■ Web page and app entries:
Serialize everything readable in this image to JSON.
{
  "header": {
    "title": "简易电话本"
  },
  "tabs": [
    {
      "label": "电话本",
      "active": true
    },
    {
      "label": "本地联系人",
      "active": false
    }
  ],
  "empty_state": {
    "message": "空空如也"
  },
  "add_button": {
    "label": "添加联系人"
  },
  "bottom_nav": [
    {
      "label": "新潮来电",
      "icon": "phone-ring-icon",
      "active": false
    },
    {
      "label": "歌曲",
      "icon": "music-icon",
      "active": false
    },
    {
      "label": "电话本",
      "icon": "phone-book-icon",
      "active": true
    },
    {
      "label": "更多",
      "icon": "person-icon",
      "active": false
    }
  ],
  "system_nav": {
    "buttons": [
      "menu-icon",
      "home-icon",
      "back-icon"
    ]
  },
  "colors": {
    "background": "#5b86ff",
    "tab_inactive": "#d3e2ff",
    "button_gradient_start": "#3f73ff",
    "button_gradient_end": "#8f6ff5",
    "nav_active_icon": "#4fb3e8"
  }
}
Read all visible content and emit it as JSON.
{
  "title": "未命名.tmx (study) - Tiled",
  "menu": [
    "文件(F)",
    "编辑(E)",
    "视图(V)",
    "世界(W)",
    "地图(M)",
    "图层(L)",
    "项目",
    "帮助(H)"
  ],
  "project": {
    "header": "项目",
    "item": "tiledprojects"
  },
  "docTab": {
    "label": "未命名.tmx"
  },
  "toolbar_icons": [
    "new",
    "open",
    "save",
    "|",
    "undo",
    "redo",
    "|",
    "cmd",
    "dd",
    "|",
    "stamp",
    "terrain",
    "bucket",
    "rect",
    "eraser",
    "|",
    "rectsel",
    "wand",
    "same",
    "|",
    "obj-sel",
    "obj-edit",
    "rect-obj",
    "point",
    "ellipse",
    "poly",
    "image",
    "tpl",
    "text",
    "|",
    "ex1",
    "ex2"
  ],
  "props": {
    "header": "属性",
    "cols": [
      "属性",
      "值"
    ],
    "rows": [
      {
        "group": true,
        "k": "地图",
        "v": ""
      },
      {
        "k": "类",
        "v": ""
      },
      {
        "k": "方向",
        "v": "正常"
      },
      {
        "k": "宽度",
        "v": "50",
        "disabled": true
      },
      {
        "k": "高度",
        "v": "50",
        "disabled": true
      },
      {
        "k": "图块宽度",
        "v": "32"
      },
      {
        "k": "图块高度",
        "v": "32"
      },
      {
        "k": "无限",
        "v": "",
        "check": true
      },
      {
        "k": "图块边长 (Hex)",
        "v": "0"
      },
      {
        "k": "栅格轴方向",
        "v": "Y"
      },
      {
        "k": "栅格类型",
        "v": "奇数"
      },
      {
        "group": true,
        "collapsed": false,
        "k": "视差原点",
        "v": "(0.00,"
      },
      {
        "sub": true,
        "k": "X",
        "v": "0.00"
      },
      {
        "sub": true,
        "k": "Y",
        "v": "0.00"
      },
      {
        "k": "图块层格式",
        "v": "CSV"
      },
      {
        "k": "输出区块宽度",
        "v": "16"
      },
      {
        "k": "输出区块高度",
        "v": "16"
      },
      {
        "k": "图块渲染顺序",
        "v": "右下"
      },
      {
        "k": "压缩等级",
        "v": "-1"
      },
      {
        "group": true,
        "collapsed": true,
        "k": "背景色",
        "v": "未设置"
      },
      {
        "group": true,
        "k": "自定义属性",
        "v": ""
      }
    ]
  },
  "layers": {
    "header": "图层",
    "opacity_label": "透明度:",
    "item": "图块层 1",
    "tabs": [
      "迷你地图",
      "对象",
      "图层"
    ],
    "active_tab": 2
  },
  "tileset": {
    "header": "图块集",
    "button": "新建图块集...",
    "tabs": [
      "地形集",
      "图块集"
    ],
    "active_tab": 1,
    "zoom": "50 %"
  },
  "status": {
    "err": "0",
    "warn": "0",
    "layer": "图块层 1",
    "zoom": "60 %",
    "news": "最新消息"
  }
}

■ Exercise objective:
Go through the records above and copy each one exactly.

■ Answer to this problem:
Serialize everything readable in this image to JSON.
{
  "header": {
    "title": "简易电话本"
  },
  "tabs": [
    {
      "label": "电话本",
      "active": true
    },
    {
      "label": "本地联系人",
      "active": false
    }
  ],
  "empty_state": {
    "message": "空空如也"
  },
  "add_button": {
    "label": "添加联系人"
  },
  "bottom_nav": [
    {
      "label": "新潮来电",
      "icon": "phone-ring-icon",
      "active": false
    },
    {
      "label": "歌曲",
      "icon": "music-icon",
      "active": false
    },
    {
      "label": "电话本",
      "icon": "phone-book-icon",
      "active": true
    },
    {
      "label": "更多",
      "icon": "person-icon",
      "active": false
    }
  ],
  "system_nav": {
    "buttons": [
      "menu-icon",
      "home-icon",
      "back-icon"
    ]
  },
  "colors": {
    "background": "#5b86ff",
    "tab_inactive": "#d3e2ff",
    "button_gradient_start": "#3f73ff",
    "button_gradient_end": "#8f6ff5",
    "nav_active_icon": "#4fb3e8"
  }
}
Read all visible content and emit it as JSON.
{
  "title": "未命名.tmx (study) - Tiled",
  "menu": [
    "文件(F)",
    "编辑(E)",
    "视图(V)",
    "世界(W)",
    "地图(M)",
    "图层(L)",
    "项目",
    "帮助(H)"
  ],
  "project": {
    "header": "项目",
    "item": "tiledprojects"
  },
  "docTab": {
    "label": "未命名.tmx"
  },
  "toolbar_icons": [
    "new",
    "open",
    "save",
    "|",
    "undo",
    "redo",
    "|",
    "cmd",
    "dd",
    "|",
    "stamp",
    "terrain",
    "bucket",
    "rect",
    "eraser",
    "|",
    "rectsel",
    "wand",
    "same",
    "|",
    "obj-sel",
    "obj-edit",
    "rect-obj",
    "point",
    "ellipse",
    "poly",
    "image",
    "tpl",
    "text",
    "|",
    "ex1",
    "ex2"
  ],
  "props": {
    "header": "属性",
    "cols": [
      "属性",
      "值"
    ],
    "rows": [
      {
        "group": true,
        "k": "地图",
        "v": ""
      },
      {
        "k": "类",
        "v": ""
      },
      {
        "k": "方向",
        "v": "正常"
      },
      {
        "k": "宽度",
        "v": "50",
        "disabled": true
      },
      {
        "k": "高度",
        "v": "50",
        "disabled": true
      },
      {
        "k": "图块宽度",
        "v": "32"
      },
      {
        "k": "图块高度",
        "v": "32"
      },
      {
        "k": "无限",
        "v": "",
        "check": true
      },
      {
        "k": "图块边长 (Hex)",
        "v": "0"
      },
      {
        "k": "栅格轴方向",
        "v": "Y"
      },
      {
        "k": "栅格类型",
        "v": "奇数"
      },
      {
        "group": true,
        "collapsed": false,
        "k": "视差原点",
        "v": "(0.00,"
      },
      {
        "sub": true,
        "k": "X",
        "v": "0.00"
      },
      {
        "sub": true,
        "k": "Y",
        "v": "0.00"
      },
      {
        "k": "图块层格式",
        "v": "CSV"
      },
      {
        "k": "输出区块宽度",
        "v": "16"
      },
      {
        "k": "输出区块高度",
        "v": "16"
      },
      {
        "k": "图块渲染顺序",
        "v": "右下"
      },
      {
        "k": "压缩等级",
        "v": "-1"
      },
      {
        "group": true,
        "collapsed": true,
        "k": "背景色",
        "v": "未设置"
      },
      {
        "group": true,
        "k": "自定义属性",
        "v": ""
      }
    ]
  },
  "layers": {
    "header": "图层",
    "opacity_label": "透明度:",
    "item": "图块层 1",
    "tabs": [
      "迷你地图",
      "对象",
      "图层"
    ],
    "active_tab": 2
  },
  "tileset": {
    "header": "图块集",
    "button": "新建图块集...",
    "tabs": [
      "地形集",
      "图块集"
    ],
    "active_tab": 1,
    "zoom": "50 %"
  },
  "status": {
    "err": "0",
    "warn": "0",
    "layer": "图块层 1",
    "zoom": "60 %",
    "news": "最新消息"
  }
}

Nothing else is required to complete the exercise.